DATA EXTRACTS Start Marker

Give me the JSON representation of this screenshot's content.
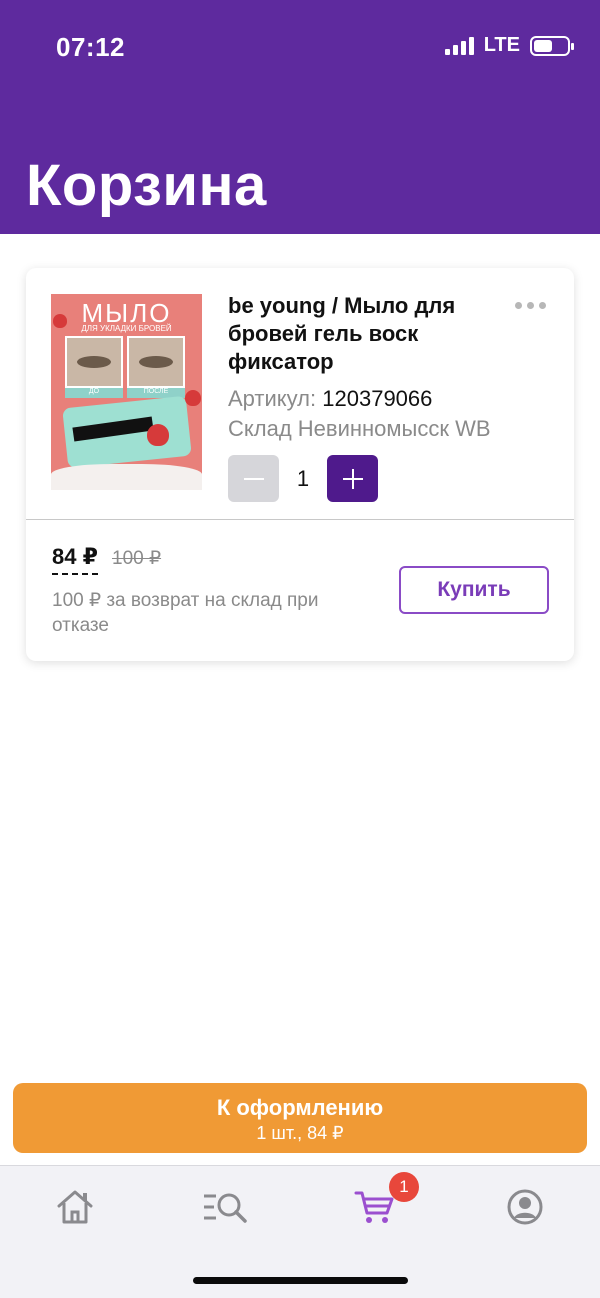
{
  "status_bar": {
    "time": "07:12",
    "network": "LTE"
  },
  "header": {
    "title": "Корзина"
  },
  "cart_item": {
    "image_text": {
      "title": "МЫЛО",
      "subtitle": "ДЛЯ УКЛАДКИ БРОВЕЙ",
      "before": "ДО",
      "after": "ПОСЛЕ"
    },
    "name": "be young / Мыло для бровей гель воск фиксатор",
    "article_label": "Артикул:",
    "article_value": "120379066",
    "warehouse": "Склад Невинномысск WB",
    "quantity": "1",
    "price": "84 ₽",
    "old_price": "100 ₽",
    "return_note": "100 ₽ за возврат на склад при отказе",
    "buy_label": "Купить"
  },
  "checkout": {
    "title": "К оформлению",
    "subtitle": "1 шт., 84 ₽"
  },
  "tabbar": {
    "items": [
      {
        "icon": "home-icon",
        "active": false
      },
      {
        "icon": "catalog-search-icon",
        "active": false
      },
      {
        "icon": "cart-icon",
        "active": true
      },
      {
        "icon": "profile-icon",
        "active": false
      }
    ],
    "cart_badge": "1"
  },
  "colors": {
    "header": "#5e2a9e",
    "accent": "#4f1a8c",
    "checkout": "#f09a35",
    "badge": "#e8473b",
    "tab_active": "#9b4fcf",
    "tab_inactive": "#8a8a8e"
  }
}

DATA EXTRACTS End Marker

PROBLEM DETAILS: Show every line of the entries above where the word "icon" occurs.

YOUR RESPONSE:
        "icon": "home-icon",
        "icon": "catalog-search-icon",
        "icon": "cart-icon",
        "icon": "profile-icon",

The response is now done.